Although Manger claimed in one e-mail that USCP agents were concerned the whiteboard may have contained a “veiled threat” to Nehls’ life, USCP never personally contacted Nehls to warn him that he may have been in danger, Nehls told The Federalist.

The Capitol Police’s treatment of Nehls and his office only fueled the fire of suspicion between lawmakers and USCP leadership that had been smoldering following the January 6 riot. One Republican congressional aide told The Federalist that rather than addressing the massive security and intelligence failures by USCP that allowed the post-election protests to spiral into riots, House Speaker Nancy Pelosi instead doubled down on failure and used the uproar as a pretext for turning the Capitol Police into her own force of political mercenaries.

“Instead of fixing the obvious problems with Capitol security, Pelosi used January 6 as an excuse to create her own personal Praetorian Guard,” the aide said.

Comments and recommendations for mandatory background checks on staff by Pelosi’s hand-picked Capitol security adviser, retired Army Lt. Gen. Russel Honore, have also done little to quell suspicions that Pelosi is using the January 6 proceedings to justify increased surveillance of her political enemies in Congress.
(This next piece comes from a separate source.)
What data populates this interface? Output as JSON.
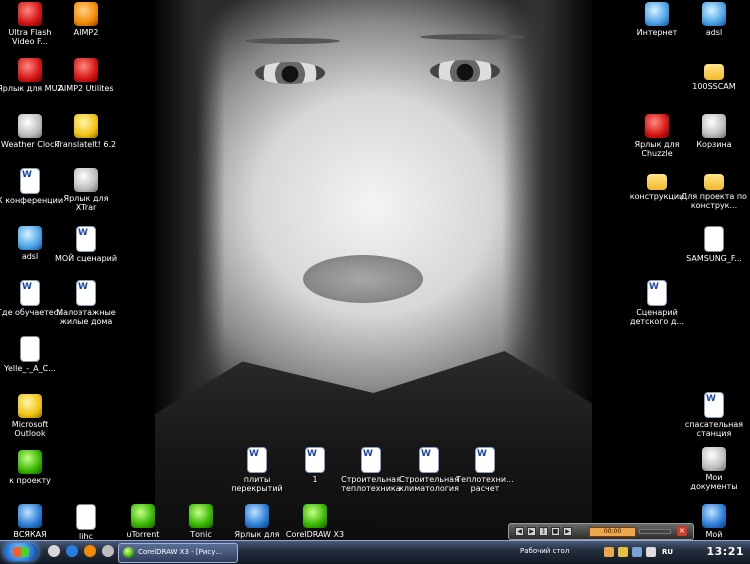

“We made recommendations that everyone coming into the Capitol get background checks, the entire congressional staff,” Honore told CNN last April. “All of them need to get background checks is what we recommended.”

Those recommendations found their way into the formal report compiled by the January 6 response task force that Honore ran, leading several lawmakers to question the USCP denial that it is surveilling and profiling members, staff, and visitors.

“There are way too many unanswered questions,” Rep. Rodney Davis, R-Ill., the top Republican on the congressional committee with oversight over the Capitol Police, told The Federalist. “The Capitol Police have a lot of explaining to do.”

“My main concern is that the entire Capitol Police board structure is dependent on political leadership to make security decisions,” Davis said. “Security decisions are being made based on politics, not on real data.”

“I’m not convinced we’re in any better security position today than we were on January 6,” he added, blaming Pelosi’s control of the process for the lack of real progress or improvements.

Rep. Jim Banks, R-Ind., echoed Davis’s concerns about the Capitol’s security posture.

“The Capitol is no more prepared today than it was on January 6,” Banks, who is heading up an ad hoc committee of Republicans to make security improvement recommendations, told The Federalist. “There is a lot of work to do to restore trust in the leadership of the Capitol Police.”

He cited a vote in February 2021 in which more than 90 percent of rank-and-file USCP officers said they had no confidence in their department’s leadership.

Banks also blasted Pelosi and said she is using the House’s January 6 commission as a weapon against her political opponents.

“It’s painfully clear to all of us that the sham January 6 commission is not at all interested in making the Capitol safer or preventing something like January 6 from ever happening again,” Banks said. “It’s clear that the January 6 commission is just a witch hunt against the political enemies of Nancy Pelosi and Liz Cheney.”

In a statement provided to The Federalist, USCP categorically denied that it had surveilled lawmakers or their staff and claimed the January 24 Politico article was inaccurate.

“We do not conduct surveillance on Members, their staff, or their offices,” a spokesman for the Capitol Police told The Federalist. “The USCP does not conduct any ‘insider threats’ related surveillance of intelligence gathering on Members, staff, or visitors to the Capitol Complex.”

The spokesman said that Manger, the USCP chief, had specifically asked the inspector general to conduct a full review of the agency’s operations in light of the allegations of improper profiling and surveillance.

“The inspector general is independent, so we cannot comment on his behalf,” a USCP spokesman told The Federalist. “But the chief has requested such a review as he is confident the USCP security assessments are legal, appropriate, and strictly limited to gathering basic information about events to ensure the safety of members of Congress.”

The USCP inspector general’s office did not respond to requests for comment.